During the trial, Sara Nerone testified that her husband had slapped – and at times punched – their son four other times prior to March 30, beginning in February 2009 when the baby was just 3 weeks old. She said that she had been abused by Nerone first in 2007 and then several other times after that.
Assistant District Attorney Tamara Bernstein said afterward, “There’s relief” felt by Sara Narone and her family about the verdict. “I’m not saying joy but a sense of justice, a sense of closure,” Bernstein said in describing their emotions.
Julie Wagner, one of the lead investigators from the Johns-town police on the case, said, “I’m happy. Justice was done.”
Patricia Moore, a public defender representing Nerone, expressed disappointment with the conviction and said that she would be speaking to him about whether to file an appeal.
Asked about the verdict, Moore said, “Obviously everybody has sympathy for the baby and the injuries the baby suffered. But there were two parents in that household, two parents responsible for the child, two parents know what happened.”

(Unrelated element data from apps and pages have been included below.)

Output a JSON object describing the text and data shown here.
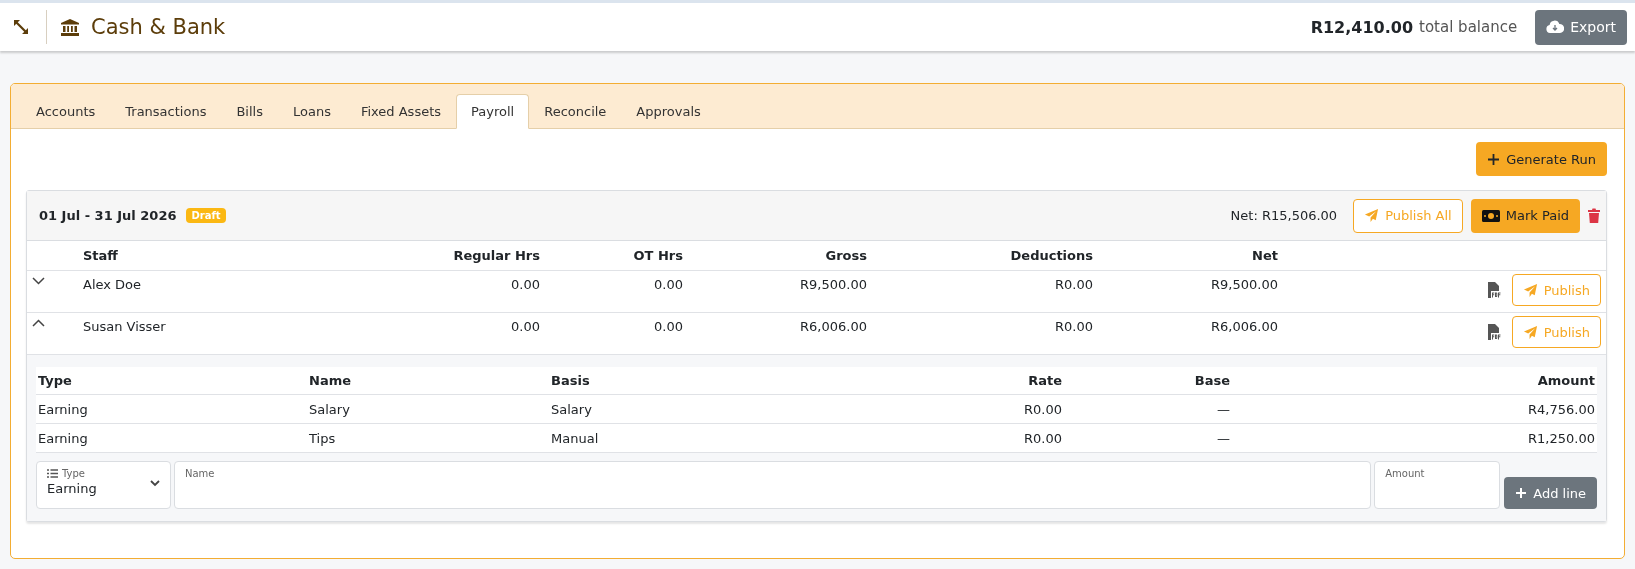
{
  "header": {
    "title": "Cash & Bank",
    "total": "R12,410.00",
    "total_label": "total balance",
    "export_button": "Export"
  },
  "tabs": [
    {
      "label": "Accounts",
      "selected": false
    },
    {
      "label": "Transactions",
      "selected": false
    },
    {
      "label": "Bills",
      "selected": false
    },
    {
      "label": "Loans",
      "selected": false
    },
    {
      "label": "Fixed Assets",
      "selected": false
    },
    {
      "label": "Payroll",
      "selected": true
    },
    {
      "label": "Reconcile",
      "selected": false
    },
    {
      "label": "Approvals",
      "selected": false
    }
  ],
  "generate_button": "Generate Run",
  "run": {
    "period": "01 Jul - 31 Jul 2026",
    "status": "Draft",
    "net": "Net: R15,506.00",
    "publish_all_button": "Publish All",
    "mark_paid_button": "Mark Paid",
    "columns": [
      "Staff",
      "Regular Hrs",
      "OT Hrs",
      "Gross",
      "Deductions",
      "Net"
    ],
    "rows": [
      {
        "staff": "Alex Doe",
        "regular_hrs": "0.00",
        "ot_hrs": "0.00",
        "gross": "R9,500.00",
        "deductions": "R0.00",
        "net": "R9,500.00",
        "publish_button": "Publish",
        "expanded": false
      },
      {
        "staff": "Susan Visser",
        "regular_hrs": "0.00",
        "ot_hrs": "0.00",
        "gross": "R6,006.00",
        "deductions": "R0.00",
        "net": "R6,006.00",
        "publish_button": "Publish",
        "expanded": true,
        "detail": {
          "columns": [
            "Type",
            "Name",
            "Basis",
            "Rate",
            "Base",
            "Amount"
          ],
          "lines": [
            {
              "type": "Earning",
              "name": "Salary",
              "basis": "Salary",
              "rate": "R0.00",
              "base": "—",
              "amount": "R4,756.00"
            },
            {
              "type": "Earning",
              "name": "Tips",
              "basis": "Manual",
              "rate": "R0.00",
              "base": "—",
              "amount": "R1,250.00"
            }
          ],
          "form": {
            "type_label": "Type",
            "type_value": "Earning",
            "name_label": "Name",
            "amount_label": "Amount",
            "add_button": "Add line"
          }
        }
      }
    ]
  }
}
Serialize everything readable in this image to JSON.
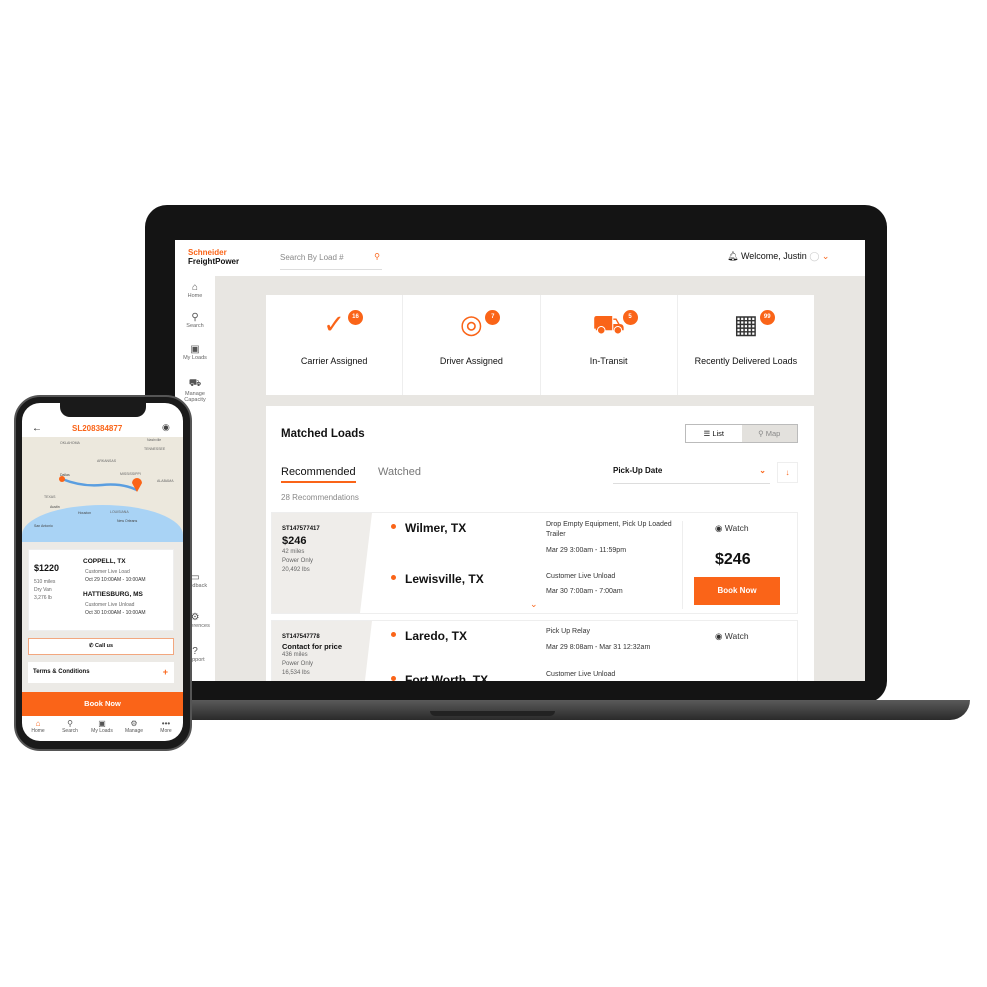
{
  "laptop": {
    "logo": {
      "line1": "Schneider",
      "line2": "FreightPower"
    },
    "search_placeholder": "Search By Load #",
    "welcome": "Welcome, Justin",
    "sidebar": [
      {
        "label": "Home",
        "icon": "home-icon"
      },
      {
        "label": "Search",
        "icon": "search-icon"
      },
      {
        "label": "My Loads",
        "icon": "loads-icon"
      },
      {
        "label": "Manage Capacity",
        "icon": "truck-icon"
      },
      {
        "label": "Feedback",
        "icon": "feedback-icon"
      },
      {
        "label": "Preferences",
        "icon": "gear-icon"
      },
      {
        "label": "Support",
        "icon": "help-icon"
      }
    ],
    "stats": [
      {
        "label": "Carrier Assigned",
        "count": "16",
        "icon": "clipboard-check-icon"
      },
      {
        "label": "Driver Assigned",
        "count": "7",
        "icon": "steering-wheel-icon"
      },
      {
        "label": "In-Transit",
        "count": "5",
        "icon": "truck-icon"
      },
      {
        "label": "Recently Delivered Loads",
        "count": "99",
        "icon": "pallet-icon"
      }
    ],
    "matched": {
      "title": "Matched Loads",
      "view_list": "List",
      "view_map": "Map",
      "tabs": [
        "Recommended",
        "Watched"
      ],
      "sort": "Pick-Up Date",
      "count_text": "28 Recommendations",
      "loads": [
        {
          "id": "ST147577417",
          "price": "$246",
          "miles": "42 miles",
          "type": "Power Only",
          "weight": "20,492 lbs",
          "origin": "Wilmer, TX",
          "origin_info": "Drop Empty Equipment, Pick Up Loaded Trailer",
          "origin_time": "Mar 29 3:00am - 11:59pm",
          "dest": "Lewisville, TX",
          "dest_info": "Customer Live Unload",
          "dest_time": "Mar 30 7:00am - 7:00am",
          "watch": "Watch",
          "big_price": "$246",
          "book": "Book Now"
        },
        {
          "id": "ST147547778",
          "price": "Contact for price",
          "miles": "436 miles",
          "type": "Power Only",
          "weight": "16,534 lbs",
          "origin": "Laredo, TX",
          "origin_info": "Pick Up Relay",
          "origin_time": "Mar 29 8:08am - Mar 31 12:32am",
          "dest": "Fort Worth, TX",
          "dest_info": "Customer Live Unload",
          "watch": "Watch"
        }
      ]
    }
  },
  "phone": {
    "load_id": "SL208384877",
    "map_labels": [
      "OKLAHOMA",
      "ARKANSAS",
      "TENNESSEE",
      "Nashville",
      "MISSISSIPPI",
      "ALABAMA",
      "Dallas",
      "TEXAS",
      "Austin",
      "Houston",
      "LOUISIANA",
      "New Orleans",
      "San Antonio"
    ],
    "price": "$1220",
    "miles": "510 miles",
    "equipment": "Dry Van",
    "weight": "3,276 lb",
    "origin": "COPPELL, TX",
    "origin_info": "Customer Live Load",
    "origin_time": "Oct 29 10:00AM - 10:00AM",
    "dest": "HATTIESBURG, MS",
    "dest_info": "Customer Live Unload",
    "dest_time": "Oct 30 10:00AM - 10:00AM",
    "call": "Call us",
    "terms": "Terms & Conditions",
    "book": "Book Now",
    "tabs": [
      "Home",
      "Search",
      "My Loads",
      "Manage",
      "More"
    ]
  },
  "colors": {
    "accent": "#fa6418",
    "background": "#e8e6e2"
  }
}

In a closing argument to the jury Wednesday, Moore raised questions about Sara Nerone’s credibility. The defense attorney was sharply critical of the woman for not reporting the child abuse and for not seeking help for her son.
“She did nothing. She’s supposed to take care of the child. She’s to protect that child,” Moore said.
But Bernstein told the jurors that Sara Nerone is a textbook example of a person who does not disclose abuse “when you’re a victim of domestic violence, a position she was slowly put into. This didn’t happen overnight.”
Bernstein described the defendant as a violent and dangerous abuser who should be held accountable for what he had done. The prosecution proved that Nerone had abused his baby son on March 30, she said. Other witnesses saw the baby earlier that day, and he had appeared healthy and well, Bernstein said.
She recalled that the mother’s testimony showed that Nerone had acted out against the child after the infant became fussy.
“When he was angry, he was violent, and when he was violent, he was so dangerous,” Bernstein said.
One of the last prosecution witnesses to testify earlier Wednesday was Lee Domaracki, a therapist with Beginnings Inc. of Johnstown, who described the physical, occupational and vision therapy the infant receives each week.
The boy, who has impaired vision as well as brain damage, was determined to be at a 5-month-old developmental level when he turned 1 in February, Domaracki said.